“There will be a lot of places where people are hurt,” Jasonek said. “There’s suffering along the way.”
Because some details are still under negotiation, school district Superintendent Walt Rulffes declined to talk about any tentative agreement today, saying only that “we are close to a contract settlement with the teachers union.”
While the state’s education budget was based on a 4 percent salary decrease for teachers, discretion was left to Nevada’s 17 county school districts on how to manage the equivalent of a $192 million cut. Most of the districts’ funding comes through the state.
The Clark County School Board early on chose to use savings and cuts totaling $120 million in programs, staff and administrative expenses rather than ask for pay cuts.
School Board member Sheila Moulton said creating a budget has been a “painful process” this year, but said teachers are the “most important” factor in “determining success in the classroom.”
School Board President Terri Janison said community input guided the board on deciding the $120 million in cuts, which resulted in the elimination of 854 positions, early retirement incentives, permanent substitute teachers, school programs like block scheduling and some elective classes, such as theater arts and language arts, for next year.
Salaries account for 89 percent of the district’s budget. They were not going to be affected unless absolutely necessary, Janison said. “Fortunately, we didn’t reach that point,” she said.
Janison said “community support for teachers has been huge.”
“Teachers don’t make a lot of money,” she said.
The salary schedule ranges from $35,083 for beginning teachers to $70,060 for teachers with 14 years experience and advanced certification, including doctorate degrees.
Teachers get about 2 percent to 4 percent annual raises based on their qualifications and years of service. After teachers work 13 to 14 years, they are no longer eligible for longevity-based pay increases.
Jasonek estimated that 6,000 teachers are “topped out” as far as longevity pay raises, but most them are still getting some pay raises based on their degrees and certifications.
The school district employs 18,715 teachers or licensed personnel.
To afford next year’s $2.1 billion budget, the school district must dip into cash reserves and one-time savings from this year, which won’t “be there for 2011, and more cuts will be necessary,” Rulffes said.
Despite the economic hardship, Rulffes said he does not know of any school district in Nevada that is cutting teachers’ salaries for the 2009-10 school year.
Teacher union contracts are protected by “evergreen clauses” which keep current terms in place until a new deal is reached, making it difficult for school districts to force salary and benefit cuts.

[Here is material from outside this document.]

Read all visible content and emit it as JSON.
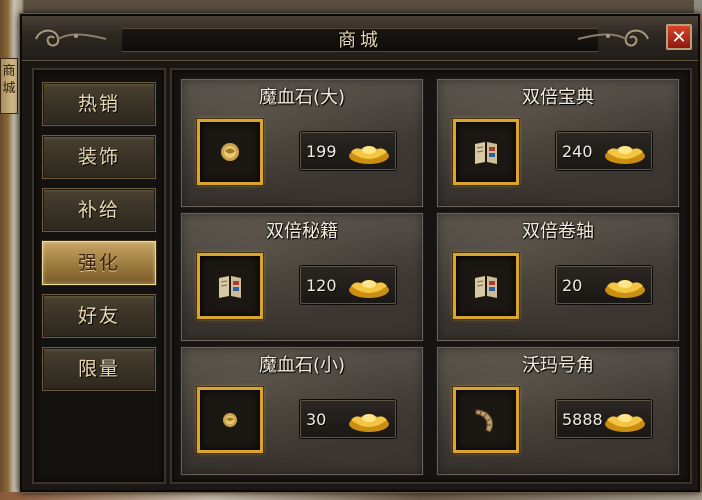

William Roberts, the superintendent for the Nye County School District, said his school board would be subject to litigation if it tried to break a contractual agreement.
The Clark County School Board could ratify its union contract at its June 25 meeting. The teacher union members would probably vote on the one-year extension in August when teachers returned from summer vacation, Jasonek said.
Still, not all teachers are happy with the proposed deal.
Some employees using the patriotic names “Samuel Adams” and “George Patton” sent out a districtwide e-mail blasting the union for a salary-increase schedule that has been “frozen” because it doesn’t include a new cost-of-living increase. Teachers this year got 4 percent pay raises or COLAs, which were worth about $62 million.
The e-mail also said the teachers union has not been as aggressive as the Clark County firefighters’ union in fighting for more pay. Unlike many other public employee unions in Southern Nevada, the firefighters have not agreed to any contract concessions.
Andrea Awerbach, a special education teacher at Priest Elementary School, discredited the e-mail because the authors chose to remain anonymous.
Rather than worry about pay, Awerbach said she is mostly concerned about the working conditions for next year.
“How will the job get done? Will we be written up for too many ridiculous things? Will there be too many kids in the classroom?” she wondered.
Jasonek said he and school district officials must come to a final agreement on the proposal on Thursday.
Contact reporter James Haug at firstname.lastname@example.org or 702-374-7917.